“... You may wonder, WHY? Well, there are several reasons, none of them good, but it shall suffice to say that the Jockey Club designation represents probably the only sport Bakersfield is without. (And, please, no mail about curling, Greco-Roman wrestling, squash racquets, etc.)
“... Not to imply that the organization is a front for bookies, but for keen analysis and advice, the roster includes self-styled experts in all fields happy to dispense the lowdown on all subjects, without truth or accuracy interfering in the slightest.”
The first guest, who Press promised would be asked to debate “the merits of a left-handed shortstop” and other “heretical baseball theories” at its inaugural meeting June 17, 1963, was Bob Wellman, manager of the Bakersfield Bears, then the California League affiliate of the Philadelphia Phillies.
Those first few years, the Jockey Club brought in professionals at least as often as it hosted prep athletes. The Californian of Nov. 20, 1965, promoted an upcoming Jockey Club meeting like this:
“Billy Cowan, who played for the New York Mets and Milwaukee Braves during the 1965 baseball season, will be the guest speaker at the weekly Jockey Club meeting in the Caravan Inn. All male adults are invited to attend the luncheon at noon Monday, with $2 charged for the meal and tips.”
Yes, the Jockey Club was originally an all-boys affair. Women weren’t welcome (and, who knows, perhaps didn’t care) for a decade or more, and, Odle said, female athletes weren’t honored until at least the late 1970s.
The Jockey Club’s emphasis on high school and college athletics began after it took over the annual all-city football awards banquet at the end of the 1964 season. The dinner had been previously organized and sponsored by the East Bakersfield Lions Club; some 300 people (men and women, in this case) attended that first Jockey Club banquet.
Larry Press died in 2020 at the age of 93. Longtime board members Merv Alexander, Hal Eggleston and Rich Kalleberger are also recently deceased, Odle said.
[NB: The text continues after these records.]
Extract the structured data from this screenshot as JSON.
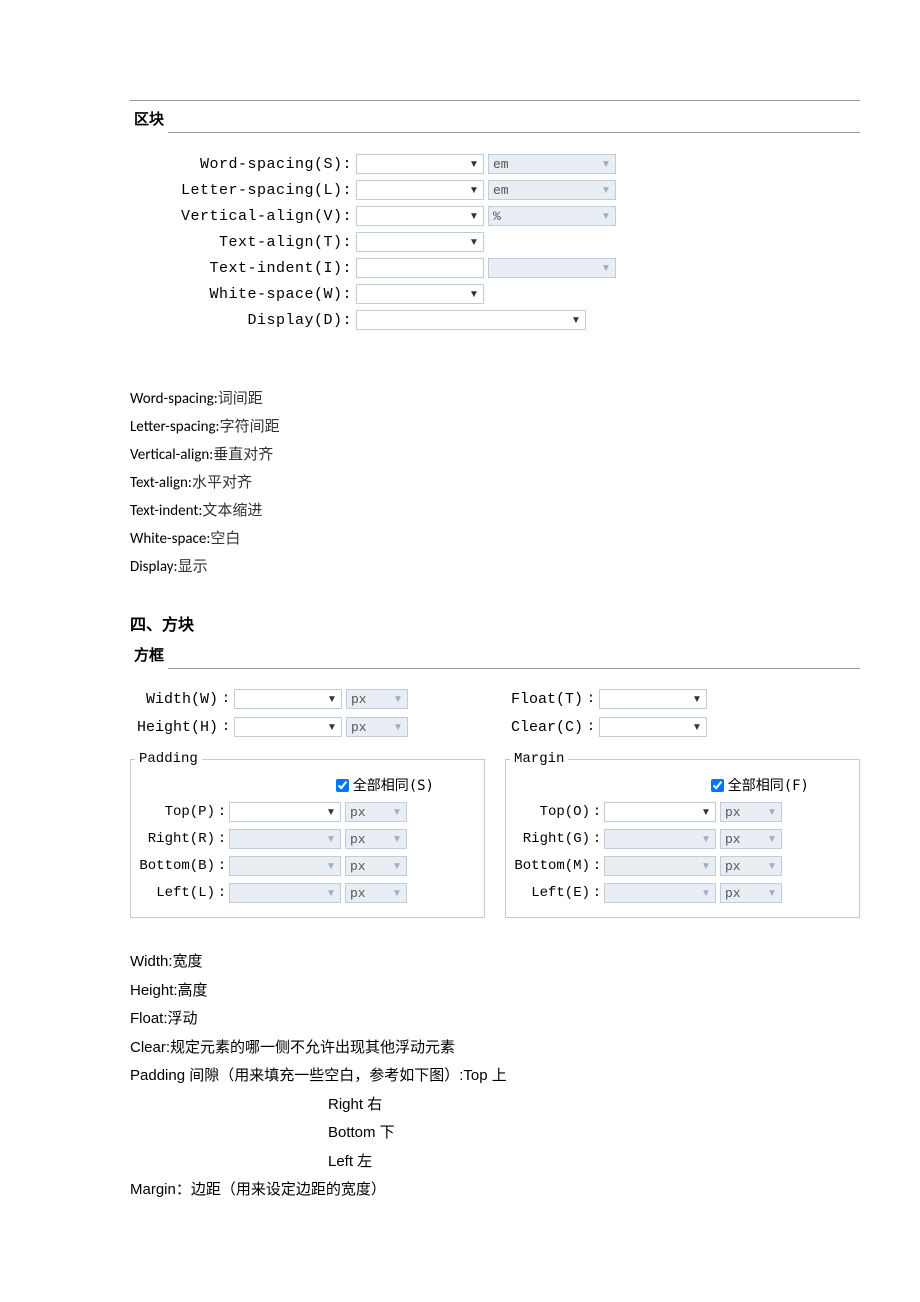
{
  "block_tab": "区块",
  "block_fields": {
    "word_spacing_label": "Word-spacing(S):",
    "letter_spacing_label": "Letter-spacing(L):",
    "vertical_align_label": "Vertical-align(V):",
    "text_align_label": "Text-align(T):",
    "text_indent_label": "Text-indent(I):",
    "white_space_label": "White-space(W):",
    "display_label": "Display(D):",
    "unit_em": "em",
    "unit_percent": "%"
  },
  "block_notes": [
    {
      "en": "Word-spacing:",
      "cn": "词间距"
    },
    {
      "en": "Letter-spacing:",
      "cn": "字符间距"
    },
    {
      "en": "Vertical-align:",
      "cn": "垂直对齐"
    },
    {
      "en": "Text-align:",
      "cn": "水平对齐"
    },
    {
      "en": "Text-indent:",
      "cn": "文本缩进"
    },
    {
      "en": "White-space:",
      "cn": "空白"
    },
    {
      "en": "Display:",
      "cn": "显示"
    }
  ],
  "section4_heading": "四、方块",
  "box_tab": "方框",
  "box_fields": {
    "width_label": "Width(W)",
    "height_label": "Height(H)",
    "float_label": "Float(T)",
    "clear_label": "Clear(C)",
    "unit_px": "px",
    "colon": " :"
  },
  "padding_group": {
    "legend": "Padding",
    "same_all": "全部相同(S)",
    "top": "Top(P)",
    "right": "Right(R)",
    "bottom": "Bottom(B)",
    "left": "Left(L)",
    "unit_px": "px"
  },
  "margin_group": {
    "legend": "Margin",
    "same_all": "全部相同(F)",
    "top": "Top(O)",
    "right": "Right(G)",
    "bottom": "Bottom(M)",
    "left": "Left(E)",
    "unit_px": "px"
  },
  "box_notes": {
    "width": {
      "en": "Width:",
      "cn": "宽度"
    },
    "height": {
      "en": "Height:",
      "cn": "高度"
    },
    "float": {
      "en": "Float:",
      "cn": "浮动"
    },
    "clear": {
      "en": "Clear:",
      "cn": "规定元素的哪一侧不允许出现其他浮动元素"
    },
    "padding_line": "Padding 间隙（用来填充一些空白，参考如下图）:Top  上",
    "right": "Right  右",
    "bottom": "Bottom  下",
    "left": "Left  左",
    "margin": "Margin：边距（用来设定边距的宽度）"
  }
}
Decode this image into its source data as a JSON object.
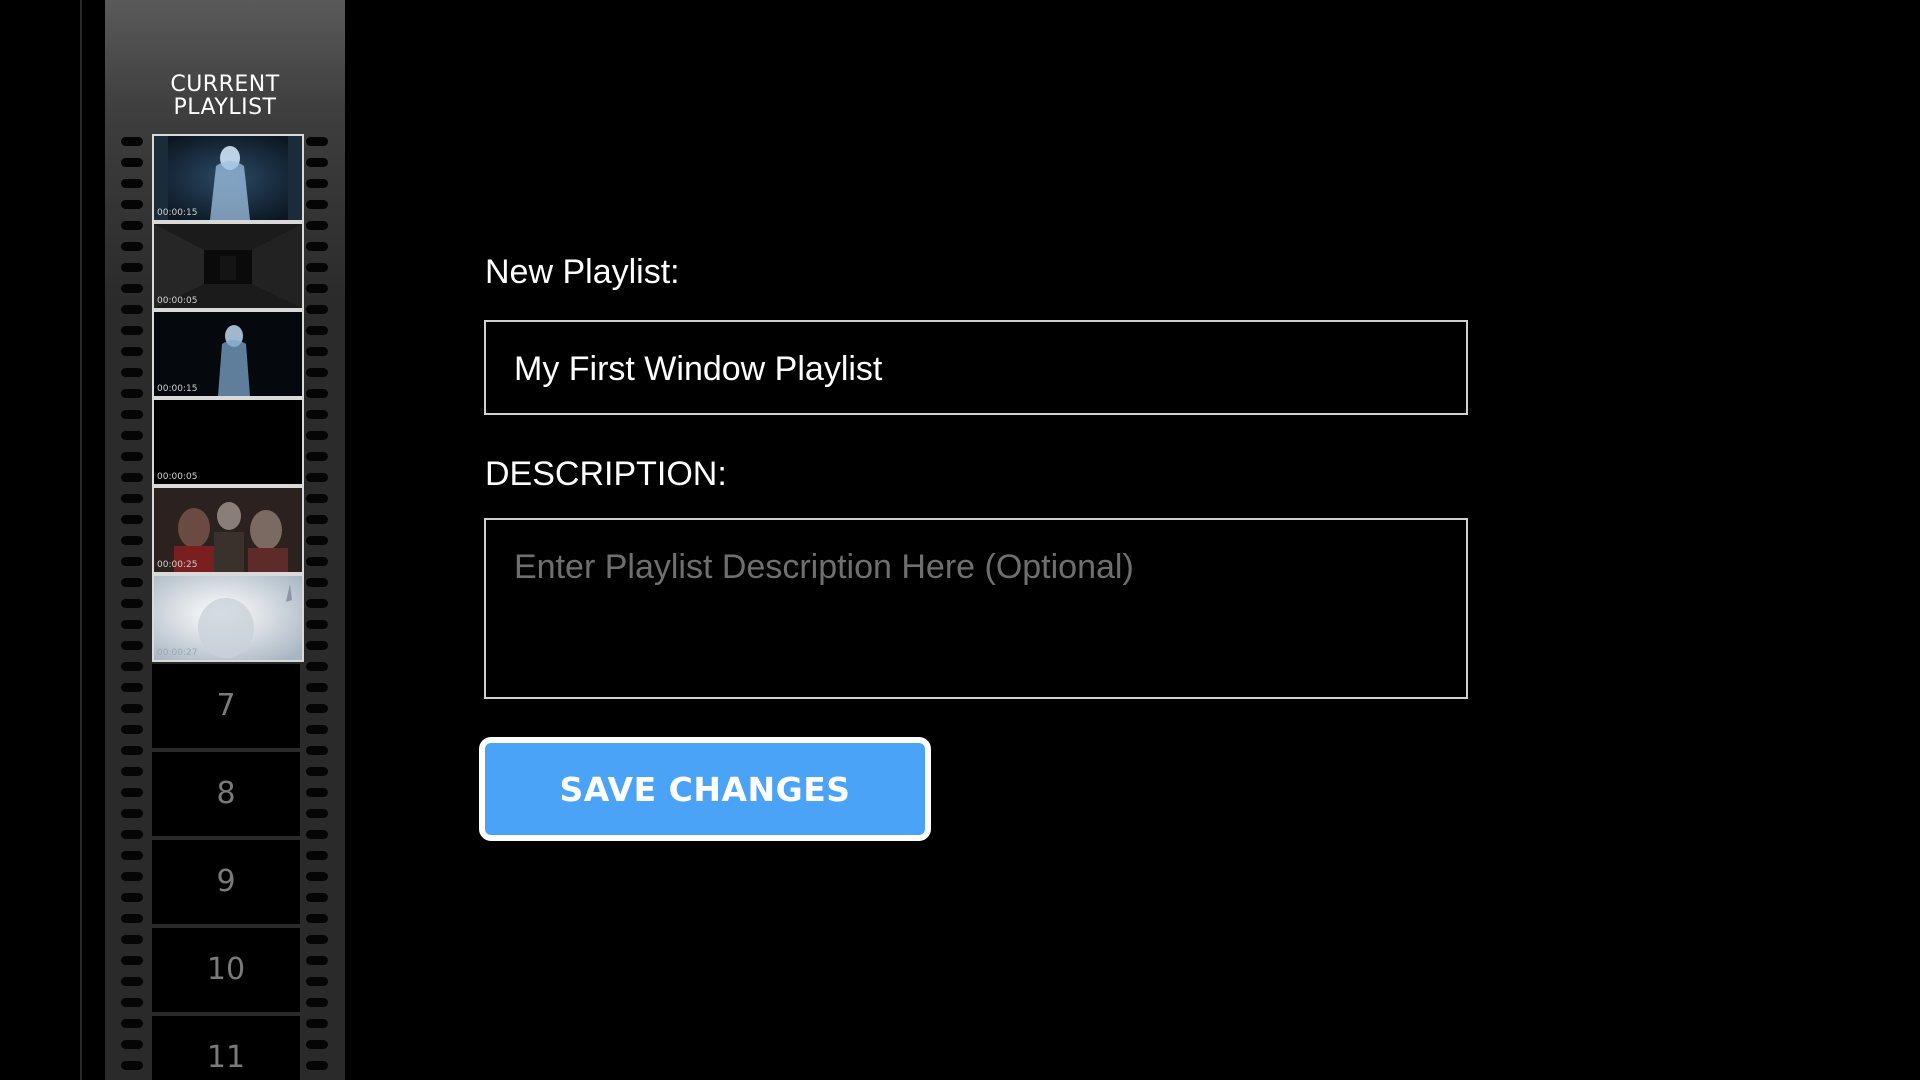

Board members Charlie Craig, Jerry Scott and Lloyd Fries have retired or moved, as have Jared Gianquinto and Mark Thompson.
A new board is set, led by Odle, Valenti, Julio Mercado, Jim Tyack, Briana James and Paul Olejnik, but the club still needs volunteers for assorted light tasks. It also seeks supporters willing to pay for the awards the club will hand out to athletes.
The club, originally a Monday luncheon group, is switching to Tuesday breakfast meetings ($15, athletes free) at Hodel’s, 8:30 to 9:30 a.m. The club will meet 16 times during the 2022-23 school year, starting on Sept. 27.
Contact Karen Odle at 661-747-6340 to volunteer, offer sponsorships or nominate student-athletes. Or, better yet, email the club at email@example.com.